This week, I thought I would share my thoughts on the political landscape we find ourselves in and some tips to avoid mistakes of the past.
By Paul Kaseke
These are of course just my thoughts and are not binding on anyone.
I believe one thing that we still lack in our political discourse is the ability to engage in a constructive discussion without resorting to “Donald Trump politics” of insults and threats.
We still take disagreeing views as acts of aggression and proceed to attack each other instead of dealing with the argument.
It has come to the point where people feel afraid to disagree with manifestos of certain candidates because a brigade of overzealous intolerant zealots will come and shred one’s reputation and dignity.
That ought not to be the case.
Previously, we used to call out Zanu PF youth for this kind of behaviour, but it has gone far beyond the ruling party and extends to opposition supporters as well.
Regardless of who we support or what views we take, we ought to be able to agree to disagree and be able to hold a civil conversation on the matter as matured adults.
There really is no need to engage in the kind of politics popularised by former First Lady Grace Mugabe, together with her allies.
That kind of politics was characterised by indecent, vitriolic and condescending comments that never addressed the issue, but instead attacked the person.
This must end.
The Constitution entitles us to express our views and we should, as citizens, be able to engage with each other respectfully.
If you disagree with what I write in this or other pieces, that is fine, but respectfully tell me where and why.
In that way, I might learn a thing or two and concede to your view points.
Don’t call me an EDiot if I happen to agree with something the President has said or call me a Neriot for agreeing with something Nelson Chamisa says.
That is shallow analysis and shows a lack of political maturity, in fact, it shows a lack of maturity full stop.
Let’s have robust engagements cognisant of the fact that we are all humans entitled to the same rights of dignity but beyond that, we are unified by our shared nationality.
That should manifest itself in the way we disagree with each other.
Am I advocating for a passive society that does not disagree with each other?
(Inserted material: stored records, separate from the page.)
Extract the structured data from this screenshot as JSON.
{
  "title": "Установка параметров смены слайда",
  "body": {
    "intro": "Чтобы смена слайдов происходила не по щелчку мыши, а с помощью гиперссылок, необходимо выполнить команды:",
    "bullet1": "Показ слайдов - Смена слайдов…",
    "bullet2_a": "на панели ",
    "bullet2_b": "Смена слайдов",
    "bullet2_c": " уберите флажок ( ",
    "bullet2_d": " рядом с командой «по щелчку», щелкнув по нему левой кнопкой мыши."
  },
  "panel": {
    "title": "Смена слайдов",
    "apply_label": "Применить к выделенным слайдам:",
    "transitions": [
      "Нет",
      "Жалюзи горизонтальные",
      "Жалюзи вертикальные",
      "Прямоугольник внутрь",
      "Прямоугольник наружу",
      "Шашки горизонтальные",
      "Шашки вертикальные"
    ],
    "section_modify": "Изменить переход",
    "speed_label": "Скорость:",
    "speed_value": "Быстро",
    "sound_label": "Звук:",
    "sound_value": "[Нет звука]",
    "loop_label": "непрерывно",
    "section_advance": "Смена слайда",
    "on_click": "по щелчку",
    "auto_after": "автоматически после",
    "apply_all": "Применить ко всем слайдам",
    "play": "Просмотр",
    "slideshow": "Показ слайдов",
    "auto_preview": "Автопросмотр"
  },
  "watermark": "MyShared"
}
I am instead saying, we can disagree, but that should not degenerate to insults or hatred.
Let’s robustly debate policies rather than personalities.
The age of politicians should not be a factor unless it results in a potential dereliction of duties or some incapacity of some sort.
It must be said that age in itself is not a policy nor a manifesto, so people should instead be asking what this candidate is bringing to the table and what their policies are instead of judging by the age of the candidate.
Globally, some great leaders came into office in their 40s and others in their 70s so let’s judge on merit and ability to deliver working solutions.
We should move past the politics of attacking perceived political opponents and political leaders should lead the way by discouraging supporters from making derogatory comments.
The responsibilities of leaders in this regard should go as far as changing chants and slogans.
The “down with so and so” slogans must stop.
We can propel our ideas and policies without us denouncing candidates.
The best ideas should win over people.
Hate speech disguised as political rhetoric must also come to an end, because as our history shows, it has led to political violence across the board.
Lastly, our politics must evolve to a level where we as citizens, refuse to be the pawns of politicians when it comes to mudslinging, social media trolling and violence.
In the 2008 elections, we saw young people being used as instruments of violence against other parties, while their leaders wined and dined each other.
We must never forget that at the end of the day politics is like a game of football.
While one may play for another team on the field of play, once the game is over players from the two teams put that behind them and life goes on.
We must, therefore, not forget that after an election, we remain Zimbabweans and that will never change.
We must be game changers for peaceful elections because, after all is said and done, it is not the leaders that get killed or injured — it is the Chipos, Njabulos and Maideis who get caught up in the violence.
I really do believe we can have a peaceful, mature election, but that change starts with you and I.
You can start in your own way by engaging in discussions where you are tolerant to the views of the other people.
You can start by refusing to insult people because you have different political views.
You can start by rejecting slogans that are hate driven.
You can even start by engaging with this piece — constructively of course.
Paul Kaseke is a legal adviser, commentator, analyst and former law lecturer with the Wits Law School & Pearson Institute of Higher Education (formerly Midrand Graduate Institute). He serves as director and current group chair of AfriConsult Firm. He writes in his personal capacity. You can give him feedback via email: firstname.lastname@example.org or follow him on twitter @paulkasekesnr